I’m not sure how many cheering reached the owner’s ears amidst the sea of yellow, but surely the prayers of thousands of Kolkatans were answered. And this time it was not Gautam Gambhir, not Sunil Narine, neither the much fancied Yusuf Pathan, but a rookie from Haryana by the name Manvinder Bisla who got into the team by a matter of chance.
It was a Sunday evening. The Big Finale of a big tournament. Dhoni does not lose them. It was a good toss to win by the Chennai Super Kings captain. Things were going his way when Murali Vijay and birthday boy Mike Hussey built up a healthy partnership. They plundered Brett Lee’s third over for 19 runs. Rajat Bhatia drew the first blood when Vijay was dismissed. Shakib-ul-Hasan took a scintillating catch at the boundary by diving to his left. What the fall of the wicket did was that it brought out Suresh Raina to the crease who can play the big innings. He did justice to his talent by picking up fours and sixes at will. He even smacked Sunil Narine, the most economical bowler of the tournament.
A slower ball from Jacques Kallis saw the end of Mike Hussey. Amidst huge cheering, M.S. Dhoni took guard and seemed quite happy to play the second fiddle to Suresh Raina who happened to give away his wicket in the last ball of this innings. The scoreboard read 190-3. The target was 191, an uphill task for the Knights.
The task just got stiffer when KKR lost Gambhir in the last ball of the first over. It was 3-1. KKR fans thought that the trophy had slipped out. The ever-so-reliable Kallis came to crease. He not only needed to build a partnership with Bisla, but also needed to score at a brisk rate. Kallis dropped the anchor and Bisla did the firing. Very soon KKR was cruising. Shah Rukh Khan was egging his men, as victory was within sniffing distance. MS Dhoni lost his trademark coolness and had a very animated conversation with the players during the time-out.
The 14th over off Albie Morkel saw the end of Bisla, who fell 11 runs short of what could have been a dream century. Laxmi Ratan Shukla came to the crease and the situation demanded him to continue the good work of his team-mate. However, he perished soon off Dwayne Bravo. The semi-final hero for the KKR, Yusuf was the next man to arrive. Quite inexplicably he skied the ball and gifted his wicket. He departed without disturbing the scorekeepers. KKR had suddenly slipped to 164-4.

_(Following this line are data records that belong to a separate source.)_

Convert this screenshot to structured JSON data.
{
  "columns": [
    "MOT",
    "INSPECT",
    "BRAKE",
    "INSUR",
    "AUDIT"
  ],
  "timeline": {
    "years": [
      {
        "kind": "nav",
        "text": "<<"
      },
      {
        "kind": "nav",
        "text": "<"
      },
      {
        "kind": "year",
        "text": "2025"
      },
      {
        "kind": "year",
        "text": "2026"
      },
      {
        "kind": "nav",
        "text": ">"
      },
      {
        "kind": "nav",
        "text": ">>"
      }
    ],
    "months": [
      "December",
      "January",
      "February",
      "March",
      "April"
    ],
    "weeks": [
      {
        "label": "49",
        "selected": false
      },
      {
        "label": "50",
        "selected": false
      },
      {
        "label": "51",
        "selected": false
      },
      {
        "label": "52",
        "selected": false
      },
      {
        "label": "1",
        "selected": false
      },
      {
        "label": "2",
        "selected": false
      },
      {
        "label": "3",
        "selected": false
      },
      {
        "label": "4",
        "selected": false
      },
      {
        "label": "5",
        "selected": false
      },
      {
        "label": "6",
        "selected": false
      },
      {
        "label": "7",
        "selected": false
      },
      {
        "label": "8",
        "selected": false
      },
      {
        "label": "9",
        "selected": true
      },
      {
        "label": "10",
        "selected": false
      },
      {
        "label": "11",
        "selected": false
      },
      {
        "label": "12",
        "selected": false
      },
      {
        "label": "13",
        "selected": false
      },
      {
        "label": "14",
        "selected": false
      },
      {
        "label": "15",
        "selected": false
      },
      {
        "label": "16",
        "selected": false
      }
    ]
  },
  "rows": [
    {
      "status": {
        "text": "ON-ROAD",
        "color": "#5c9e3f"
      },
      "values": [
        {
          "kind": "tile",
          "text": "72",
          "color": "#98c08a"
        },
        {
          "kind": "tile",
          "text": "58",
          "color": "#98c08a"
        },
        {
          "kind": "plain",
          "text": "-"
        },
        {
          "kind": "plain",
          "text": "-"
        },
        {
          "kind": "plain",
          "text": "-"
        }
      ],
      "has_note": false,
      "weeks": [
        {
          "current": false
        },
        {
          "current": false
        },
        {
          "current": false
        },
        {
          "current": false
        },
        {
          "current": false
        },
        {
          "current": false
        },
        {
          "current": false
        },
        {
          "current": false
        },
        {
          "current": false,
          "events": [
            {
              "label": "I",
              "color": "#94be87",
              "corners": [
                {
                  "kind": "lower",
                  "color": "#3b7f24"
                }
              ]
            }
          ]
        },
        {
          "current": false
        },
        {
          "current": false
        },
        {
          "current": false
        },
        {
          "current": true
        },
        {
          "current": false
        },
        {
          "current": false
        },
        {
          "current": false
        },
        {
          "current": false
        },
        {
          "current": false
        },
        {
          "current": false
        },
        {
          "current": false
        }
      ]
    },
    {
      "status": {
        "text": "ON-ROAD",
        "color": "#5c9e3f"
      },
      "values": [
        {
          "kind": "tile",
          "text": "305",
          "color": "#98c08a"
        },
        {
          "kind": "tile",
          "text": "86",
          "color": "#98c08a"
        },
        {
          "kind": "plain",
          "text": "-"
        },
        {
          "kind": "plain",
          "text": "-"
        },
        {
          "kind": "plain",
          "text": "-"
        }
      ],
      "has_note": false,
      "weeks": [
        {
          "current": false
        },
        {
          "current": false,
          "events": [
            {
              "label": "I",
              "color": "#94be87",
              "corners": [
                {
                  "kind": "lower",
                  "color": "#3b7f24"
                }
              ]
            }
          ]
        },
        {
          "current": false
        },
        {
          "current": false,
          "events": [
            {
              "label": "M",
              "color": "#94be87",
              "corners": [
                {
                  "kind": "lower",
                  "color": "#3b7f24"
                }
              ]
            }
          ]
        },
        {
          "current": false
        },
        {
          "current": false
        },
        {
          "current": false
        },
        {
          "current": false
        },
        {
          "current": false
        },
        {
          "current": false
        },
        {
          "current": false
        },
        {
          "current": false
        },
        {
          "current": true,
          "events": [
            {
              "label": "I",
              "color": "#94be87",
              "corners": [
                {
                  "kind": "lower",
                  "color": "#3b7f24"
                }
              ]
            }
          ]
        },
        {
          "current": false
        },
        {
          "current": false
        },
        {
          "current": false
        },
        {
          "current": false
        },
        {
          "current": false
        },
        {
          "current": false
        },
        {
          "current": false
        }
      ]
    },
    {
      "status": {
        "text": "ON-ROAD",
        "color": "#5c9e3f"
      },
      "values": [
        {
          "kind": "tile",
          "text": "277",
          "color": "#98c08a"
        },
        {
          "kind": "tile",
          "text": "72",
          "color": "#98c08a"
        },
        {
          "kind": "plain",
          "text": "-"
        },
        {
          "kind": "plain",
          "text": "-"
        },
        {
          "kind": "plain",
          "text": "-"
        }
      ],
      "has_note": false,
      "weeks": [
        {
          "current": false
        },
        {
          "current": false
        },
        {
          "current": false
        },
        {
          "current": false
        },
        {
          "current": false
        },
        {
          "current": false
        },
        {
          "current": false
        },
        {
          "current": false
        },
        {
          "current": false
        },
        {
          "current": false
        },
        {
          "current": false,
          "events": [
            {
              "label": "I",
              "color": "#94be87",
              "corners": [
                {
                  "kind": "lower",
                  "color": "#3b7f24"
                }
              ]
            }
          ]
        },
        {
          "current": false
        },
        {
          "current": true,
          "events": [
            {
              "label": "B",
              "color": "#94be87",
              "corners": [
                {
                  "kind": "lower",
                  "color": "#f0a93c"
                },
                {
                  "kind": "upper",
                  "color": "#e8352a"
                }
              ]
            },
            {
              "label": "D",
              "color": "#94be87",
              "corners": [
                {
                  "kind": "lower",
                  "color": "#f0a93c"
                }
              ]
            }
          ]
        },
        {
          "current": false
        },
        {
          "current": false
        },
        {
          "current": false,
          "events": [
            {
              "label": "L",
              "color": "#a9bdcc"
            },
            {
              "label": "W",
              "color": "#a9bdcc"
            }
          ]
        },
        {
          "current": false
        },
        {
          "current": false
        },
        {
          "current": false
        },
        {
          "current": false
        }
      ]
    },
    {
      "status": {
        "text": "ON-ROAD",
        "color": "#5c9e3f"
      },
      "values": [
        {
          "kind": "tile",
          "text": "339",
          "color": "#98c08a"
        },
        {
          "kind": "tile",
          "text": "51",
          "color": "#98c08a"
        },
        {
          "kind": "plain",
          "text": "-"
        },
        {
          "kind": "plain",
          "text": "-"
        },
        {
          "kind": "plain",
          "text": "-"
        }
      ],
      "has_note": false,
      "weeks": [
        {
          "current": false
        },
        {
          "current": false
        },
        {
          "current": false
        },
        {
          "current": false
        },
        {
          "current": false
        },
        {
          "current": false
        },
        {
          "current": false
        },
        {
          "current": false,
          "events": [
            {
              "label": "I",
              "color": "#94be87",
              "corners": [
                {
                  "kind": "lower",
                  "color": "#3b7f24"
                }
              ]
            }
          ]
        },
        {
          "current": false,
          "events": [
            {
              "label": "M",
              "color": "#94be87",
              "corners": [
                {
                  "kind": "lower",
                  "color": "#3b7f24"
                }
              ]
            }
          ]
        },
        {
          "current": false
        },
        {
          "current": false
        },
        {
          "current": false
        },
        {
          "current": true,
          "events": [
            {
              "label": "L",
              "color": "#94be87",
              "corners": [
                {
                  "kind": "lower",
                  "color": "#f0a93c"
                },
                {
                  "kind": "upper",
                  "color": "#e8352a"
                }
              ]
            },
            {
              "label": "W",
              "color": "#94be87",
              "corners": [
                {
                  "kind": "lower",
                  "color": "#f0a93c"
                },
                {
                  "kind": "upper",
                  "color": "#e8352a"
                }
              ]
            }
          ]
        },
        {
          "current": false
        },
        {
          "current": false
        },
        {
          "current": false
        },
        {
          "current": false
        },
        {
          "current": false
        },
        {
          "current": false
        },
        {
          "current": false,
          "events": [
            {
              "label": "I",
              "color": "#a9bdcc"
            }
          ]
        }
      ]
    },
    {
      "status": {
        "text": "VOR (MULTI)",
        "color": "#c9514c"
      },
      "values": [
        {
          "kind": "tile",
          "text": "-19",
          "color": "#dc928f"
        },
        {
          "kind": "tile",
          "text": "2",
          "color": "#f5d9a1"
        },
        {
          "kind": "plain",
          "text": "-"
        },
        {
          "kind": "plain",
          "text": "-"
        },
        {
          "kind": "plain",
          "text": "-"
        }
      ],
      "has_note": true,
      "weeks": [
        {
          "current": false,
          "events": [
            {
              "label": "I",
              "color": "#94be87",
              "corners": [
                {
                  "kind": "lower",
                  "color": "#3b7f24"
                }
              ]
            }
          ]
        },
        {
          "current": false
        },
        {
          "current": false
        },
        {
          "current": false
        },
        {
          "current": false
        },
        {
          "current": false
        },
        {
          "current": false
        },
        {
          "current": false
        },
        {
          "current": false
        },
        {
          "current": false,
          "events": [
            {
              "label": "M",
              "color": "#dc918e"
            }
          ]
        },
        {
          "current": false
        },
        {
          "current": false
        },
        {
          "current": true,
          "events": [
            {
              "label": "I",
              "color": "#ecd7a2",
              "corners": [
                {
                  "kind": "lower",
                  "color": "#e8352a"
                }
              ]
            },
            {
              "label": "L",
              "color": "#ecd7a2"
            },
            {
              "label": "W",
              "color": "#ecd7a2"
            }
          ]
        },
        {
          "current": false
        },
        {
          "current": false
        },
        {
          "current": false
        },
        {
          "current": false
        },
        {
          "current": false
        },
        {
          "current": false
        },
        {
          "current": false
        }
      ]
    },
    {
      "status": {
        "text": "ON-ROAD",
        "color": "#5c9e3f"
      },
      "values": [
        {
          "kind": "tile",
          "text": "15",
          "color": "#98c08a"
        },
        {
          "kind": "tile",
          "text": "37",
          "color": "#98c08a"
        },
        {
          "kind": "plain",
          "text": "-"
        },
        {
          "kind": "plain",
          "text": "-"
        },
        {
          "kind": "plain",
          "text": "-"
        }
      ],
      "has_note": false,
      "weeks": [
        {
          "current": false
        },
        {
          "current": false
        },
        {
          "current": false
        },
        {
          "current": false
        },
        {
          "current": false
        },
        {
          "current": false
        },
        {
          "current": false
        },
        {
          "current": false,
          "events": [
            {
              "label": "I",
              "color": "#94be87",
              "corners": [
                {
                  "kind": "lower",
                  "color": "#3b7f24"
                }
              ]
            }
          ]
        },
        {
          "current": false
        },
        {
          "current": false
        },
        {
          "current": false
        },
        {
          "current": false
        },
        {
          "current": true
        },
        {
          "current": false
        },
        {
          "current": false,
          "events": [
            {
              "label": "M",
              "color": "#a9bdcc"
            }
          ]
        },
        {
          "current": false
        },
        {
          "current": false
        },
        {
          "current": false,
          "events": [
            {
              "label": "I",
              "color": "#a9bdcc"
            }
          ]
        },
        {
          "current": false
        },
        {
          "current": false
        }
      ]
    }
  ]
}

Shakib joined Kallis. Kallis put up a fight although he suffered from cramps. But in the process, the team lost a few runs. However, Ben Hilfenhaus brought about the end of the South African all-rounder in the fifth ball of the 19th over. It was 175-5. 16 were required from 7. It seemed that after doing all the hard work, things were slipping away from the grip of the Knights.
But the ultimate ball of the penultimate over had something else in store. Ben delivered a high full toss. Shakib lofted it and was caught by Vijay. The death knell? Well, hang on! The full toss was a little too high — high enough to be called a no-ball! An extra ball, an extra run. The last ball went for a four; seven came off the last ball. This brought the equation to 9 off 6, with the newcomer Manoj Tiwari at the crease. After taking two singles, Tiwari dispatch the last two balls to the square fence. The match was sealed.
It sent SRK cartwheeling. The wait was over. KKR was the champions. The skies of Chenpauk were decorated with fireworks, so were the streets of Kolkata. The team played the tournament in a fantastic fashion and proved that the war-cry ‘Korbo Lorbo Jeetbo’ had more significance than just being a ring tone. Kolkatans enjoyed themselves at the good news.
There was another good news which perhaps went unnoticed. The finals of DLF-IPL 6 2013 will be played at the more deserving Eden Gardens. Kolkata, gear up for next year!